Chiropractic Treatments for Whiplash

Each case of whiplash is different so it’s not possible to generalize about the chiropractic whiplash treatment. Chiropractors commonly employ different chiropractic treatments for whiplash, often including:

  • Manipulation
  • Muscle relaxation and/or stimulation
  • Various exercises
  • Ergonomic and lifestyle changes.
Preventing Chronic Pain from Whiplash

After sustaining whiplash injuries, it is fairly common for people to suffer from chronic neck pain. Chiropractors can detect certain factors in a patient’s history and chiropractic exam to better determine patients who may be more susceptible to chronic pain from a whiplash injury. This process will identify when aggressive preventative measures should be taken for patients who may be at a greater risk of developing chronic neck pain from whiplash injuries.

Research update: Which neck pain treatments work?

Which chiropractic treatment works best for neck pain

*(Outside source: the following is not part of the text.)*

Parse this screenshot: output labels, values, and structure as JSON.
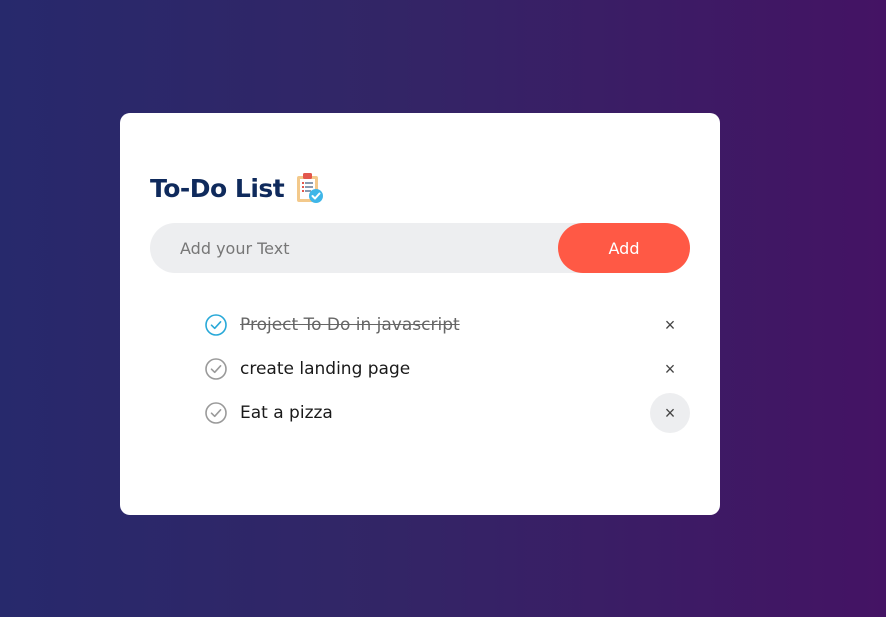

Research shows chiropractic care relieves both chronic and acute neck pain

Manipulation, or chiropractic adjustments, of the neck are a polarizing topic. There are some in the medical profession who denounce it as unnecessary and unsafe. On the other hand are the millions of chiropractic, osteopathic, and physical therapy patients who have benefitted greatly from cervical spine (neck) adjustments. The good thing is that as the chiropractic profession advances, more and more research is coming out to give scientific backing to the millions of personal anecdotes of successful treatment of neck pain with chiropractic care. There is already a plethora of evidence regarding the safety of chiropractic adjustments to dispute the claim that it is unsafe. Thankfully there is also mounting evidence, such as the study above, to prove that it actually works. The great thing about this paper is that it is a systematic review. In the hierarchy of scientific evidence, the systematic review is the top dog. What I find significant are two things in particular:

  1. It found a moderate-strong recommendation through a search of 41 high quality random trials that both chronic and acute neck pain respond well to chiropractic adjustments. This is significant because it has long been believed (I don’t know why) that only acute neck and back pain respond well to manipulation. This search found that chronic neck pain may even be more likely to improve with treatment.
  2. It’s not all about the adjustment. It lists other common treatments of neck pain, which can all be performed our chiropractor in Beaverton, Oregon! Even more awesome is that it lists which ones have shown good evidence of effectiveness and which have not. Many of you may recognize these therapies and have received them on multiple occasions, and it may surprise you that some of them are not effective! You’ll be happy to know that those therapies found in the “Weak Recommendation” or “No recommendation” are not therapies that we use much at Catalyst Chiropractic and Rehabilitation. The ones we use the most, and excel at, are those in the moderate-strong recommendation categories. They are not flashy, fancy, gimmicks, but they are tried and true methods that will get you out of pain and keep you feeling better for the long term.

Please contact us if you have questions about how we can help you find relief from your acute or chronic neck pain. 503-526-8782